The importance of understanding and maximizing team performance has been discussed by several authors, who note that 70 to 80 percent of health care errors are caused by human factors associated with interpersonal interactions (Schaefer et al., 1994). Others stress the increasing numbers of professionals directly involved in care delivery processes and the relationship between the resulting importance of cooperative working relationships and the complexity of patient needs (Headrick et al., 1998). Addressing this demand is hindered by a number of factors, including the wide variation in team makeup, which ranges from those composed of senior clinicians overseeing residents and fellows (Posner and Freund, 1999) to those involving representatives of multiple professions from multiple organizations (Green and Plesk, 2002; Kosseff and Niemeier, 2001; Stone et al., 2002). Clear differences exist in those situations in which team makeup is driven by hierarchical learning or reporting mechanisms and those in which the team members have equal influence on team performance and outcome.
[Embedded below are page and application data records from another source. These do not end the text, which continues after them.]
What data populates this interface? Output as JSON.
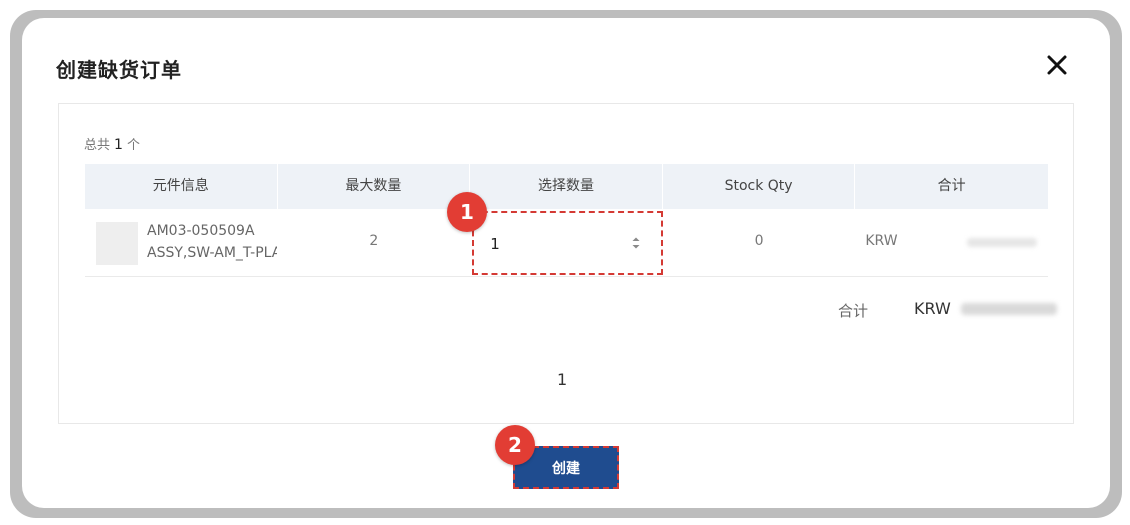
{
  "modal": {
    "title": "创建缺货订单"
  },
  "summary": {
    "total_prefix": "总共",
    "total_count": "1",
    "total_suffix": "个"
  },
  "table": {
    "headers": [
      "元件信息",
      "最大数量",
      "选择数量",
      "Stock Qty",
      "合计"
    ],
    "rows": [
      {
        "part_no": "AM03-050509A",
        "part_desc": "ASSY,SW-AM_T-PLAI",
        "max_qty": "2",
        "selected_qty": "1",
        "stock_qty": "0",
        "currency": "KRW"
      }
    ]
  },
  "footer_total": {
    "label": "合计",
    "currency": "KRW"
  },
  "pagination": {
    "current_page": "1"
  },
  "actions": {
    "create_label": "创建"
  },
  "annotations": {
    "badge_1": "1",
    "badge_2": "2"
  },
  "colors": {
    "primary_button": "#1f4c8f",
    "annotation_red": "#e23d34",
    "header_bg": "#eef2f7"
  }
}
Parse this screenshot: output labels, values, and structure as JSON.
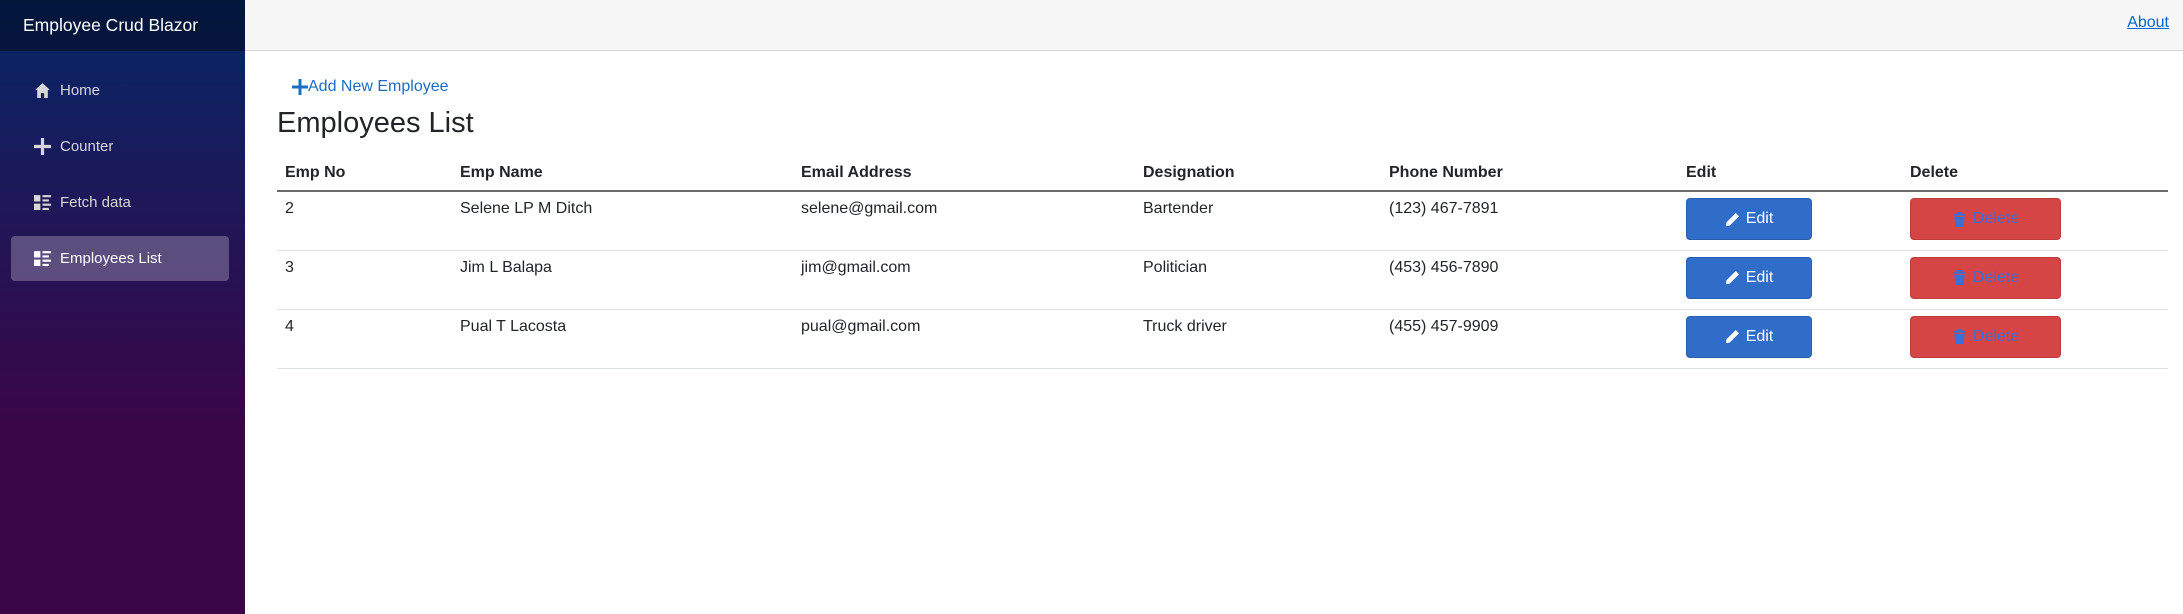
{
  "app": {
    "brand": "Employee Crud Blazor"
  },
  "sidebar": {
    "items": [
      {
        "label": "Home",
        "icon": "home-icon",
        "active": false
      },
      {
        "label": "Counter",
        "icon": "plus-icon",
        "active": false
      },
      {
        "label": "Fetch data",
        "icon": "list-rich-icon",
        "active": false
      },
      {
        "label": "Employees List",
        "icon": "list-rich-icon",
        "active": true
      }
    ]
  },
  "header": {
    "about_label": "About"
  },
  "main": {
    "add_link_label": "Add New Employee",
    "title": "Employees List",
    "table": {
      "columns": [
        "Emp No",
        "Emp Name",
        "Email Address",
        "Designation",
        "Phone Number",
        "Edit",
        "Delete"
      ],
      "rows": [
        {
          "emp_no": "2",
          "name": "Selene LP M Ditch",
          "email": "selene@gmail.com",
          "designation": "Bartender",
          "phone": "(123) 467-7891"
        },
        {
          "emp_no": "3",
          "name": "Jim L Balapa",
          "email": "jim@gmail.com",
          "designation": "Politician",
          "phone": "(453) 456-7890"
        },
        {
          "emp_no": "4",
          "name": "Pual T Lacosta",
          "email": "pual@gmail.com",
          "designation": "Truck driver",
          "phone": "(455) 457-9909"
        }
      ],
      "edit_label": "Edit",
      "delete_label": "Delete"
    }
  },
  "colors": {
    "sidebar_top": "#052767",
    "sidebar_bottom": "#3a0647",
    "link": "#1b6ec2",
    "edit_button": "#2f6dc9",
    "delete_button": "#d64545"
  }
}
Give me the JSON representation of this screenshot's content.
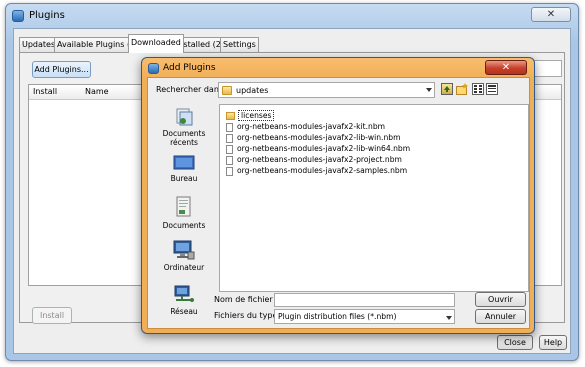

In addition, health professionals interact in a variety of ways, ranging from loosely coordinated collaborative relationships at one end of the continuum to more tightly organized work teams at the other, often within the same day (Headrick et al., 1998). Difficulties also arise when determining whether the failure of a team’s performance is the cause or the result of poor team member behavior. In a study of deteriorating team performance, a back-and-forth pattern developed between member performance and overall team performance as top management teams began to fail (Hambrick and D’Aveni, 1992).
A number of theories exist concerning the ways in which teams work and how they produce favorable outcomes. Some of the more prominent theories relevant to the discussion of decision making for patient safety and for the creation of desirable care delivery outcomes are reviewed below.
Early theoretical efforts to conceptualize the group processes operating in teams drew heavily upon sociological studies of hierarchical differentiation. In these investigations, the social structure of the group was examined for its impact on team communication and problem solving (Feiger and Schmitt, 1979). In summarizing the basic research in this field, Feiger and Schmitt note that status-driven hierarchical processes undermine analysis and problem-solving activities in teams. These same processes may facili-